Segment Start: Information supplied

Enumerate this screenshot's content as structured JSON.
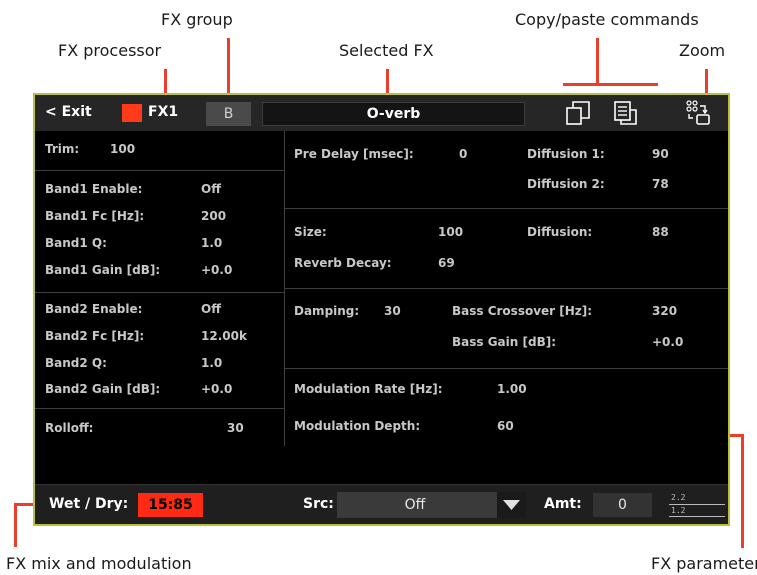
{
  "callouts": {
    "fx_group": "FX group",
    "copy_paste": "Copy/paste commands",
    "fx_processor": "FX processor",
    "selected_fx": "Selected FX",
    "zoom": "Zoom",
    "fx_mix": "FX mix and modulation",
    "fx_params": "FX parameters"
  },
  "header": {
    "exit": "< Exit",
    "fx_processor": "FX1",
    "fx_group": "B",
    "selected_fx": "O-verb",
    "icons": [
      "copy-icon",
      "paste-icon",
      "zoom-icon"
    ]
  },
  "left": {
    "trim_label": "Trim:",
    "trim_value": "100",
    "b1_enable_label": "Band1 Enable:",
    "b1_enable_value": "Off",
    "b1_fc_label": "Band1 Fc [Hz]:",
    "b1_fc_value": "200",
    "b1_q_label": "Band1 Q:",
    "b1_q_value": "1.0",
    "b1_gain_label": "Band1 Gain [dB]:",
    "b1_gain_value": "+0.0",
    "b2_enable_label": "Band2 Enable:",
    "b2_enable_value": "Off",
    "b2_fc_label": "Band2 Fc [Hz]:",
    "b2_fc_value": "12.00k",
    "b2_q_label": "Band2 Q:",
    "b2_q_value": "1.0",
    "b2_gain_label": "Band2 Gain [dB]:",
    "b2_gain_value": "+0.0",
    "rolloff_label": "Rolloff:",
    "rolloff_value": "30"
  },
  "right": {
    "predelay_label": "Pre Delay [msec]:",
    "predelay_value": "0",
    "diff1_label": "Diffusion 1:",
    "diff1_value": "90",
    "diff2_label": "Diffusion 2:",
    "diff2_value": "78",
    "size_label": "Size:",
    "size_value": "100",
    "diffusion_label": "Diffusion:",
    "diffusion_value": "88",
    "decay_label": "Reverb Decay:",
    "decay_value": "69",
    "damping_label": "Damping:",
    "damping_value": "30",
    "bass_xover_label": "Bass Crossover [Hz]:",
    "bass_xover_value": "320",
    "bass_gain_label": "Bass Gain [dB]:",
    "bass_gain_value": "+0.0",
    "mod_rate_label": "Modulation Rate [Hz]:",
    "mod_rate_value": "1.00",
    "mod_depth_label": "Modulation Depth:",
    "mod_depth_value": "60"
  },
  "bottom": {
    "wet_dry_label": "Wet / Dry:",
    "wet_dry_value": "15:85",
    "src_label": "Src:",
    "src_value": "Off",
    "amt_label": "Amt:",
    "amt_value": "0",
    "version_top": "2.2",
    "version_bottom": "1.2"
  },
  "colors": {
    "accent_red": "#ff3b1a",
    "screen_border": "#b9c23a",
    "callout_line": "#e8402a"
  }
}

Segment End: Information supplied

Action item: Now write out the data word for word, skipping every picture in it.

Output below:
Enumerate this screenshot's content as structured JSON.
{
  "callouts": {
    "fx_group": "FX group",
    "copy_paste": "Copy/paste commands",
    "fx_processor": "FX processor",
    "selected_fx": "Selected FX",
    "zoom": "Zoom",
    "fx_mix": "FX mix and modulation",
    "fx_params": "FX parameters"
  },
  "header": {
    "exit": "< Exit",
    "fx_processor": "FX1",
    "fx_group": "B",
    "selected_fx": "O-verb",
    "icons": [
      "copy-icon",
      "paste-icon",
      "zoom-icon"
    ]
  },
  "left": {
    "trim_label": "Trim:",
    "trim_value": "100",
    "b1_enable_label": "Band1 Enable:",
    "b1_enable_value": "Off",
    "b1_fc_label": "Band1 Fc [Hz]:",
    "b1_fc_value": "200",
    "b1_q_label": "Band1 Q:",
    "b1_q_value": "1.0",
    "b1_gain_label": "Band1 Gain [dB]:",
    "b1_gain_value": "+0.0",
    "b2_enable_label": "Band2 Enable:",
    "b2_enable_value": "Off",
    "b2_fc_label": "Band2 Fc [Hz]:",
    "b2_fc_value": "12.00k",
    "b2_q_label": "Band2 Q:",
    "b2_q_value": "1.0",
    "b2_gain_label": "Band2 Gain [dB]:",
    "b2_gain_value": "+0.0",
    "rolloff_label": "Rolloff:",
    "rolloff_value": "30"
  },
  "right": {
    "predelay_label": "Pre Delay [msec]:",
    "predelay_value": "0",
    "diff1_label": "Diffusion 1:",
    "diff1_value": "90",
    "diff2_label": "Diffusion 2:",
    "diff2_value": "78",
    "size_label": "Size:",
    "size_value": "100",
    "diffusion_label": "Diffusion:",
    "diffusion_value": "88",
    "decay_label": "Reverb Decay:",
    "decay_value": "69",
    "damping_label": "Damping:",
    "damping_value": "30",
    "bass_xover_label": "Bass Crossover [Hz]:",
    "bass_xover_value": "320",
    "bass_gain_label": "Bass Gain [dB]:",
    "bass_gain_value": "+0.0",
    "mod_rate_label": "Modulation Rate [Hz]:",
    "mod_rate_value": "1.00",
    "mod_depth_label": "Modulation Depth:",
    "mod_depth_value": "60"
  },
  "bottom": {
    "wet_dry_label": "Wet / Dry:",
    "wet_dry_value": "15:85",
    "src_label": "Src:",
    "src_value": "Off",
    "amt_label": "Amt:",
    "amt_value": "0",
    "version_top": "2.2",
    "version_bottom": "1.2"
  },
  "colors": {
    "accent_red": "#ff3b1a",
    "screen_border": "#b9c23a",
    "callout_line": "#e8402a"
  }
}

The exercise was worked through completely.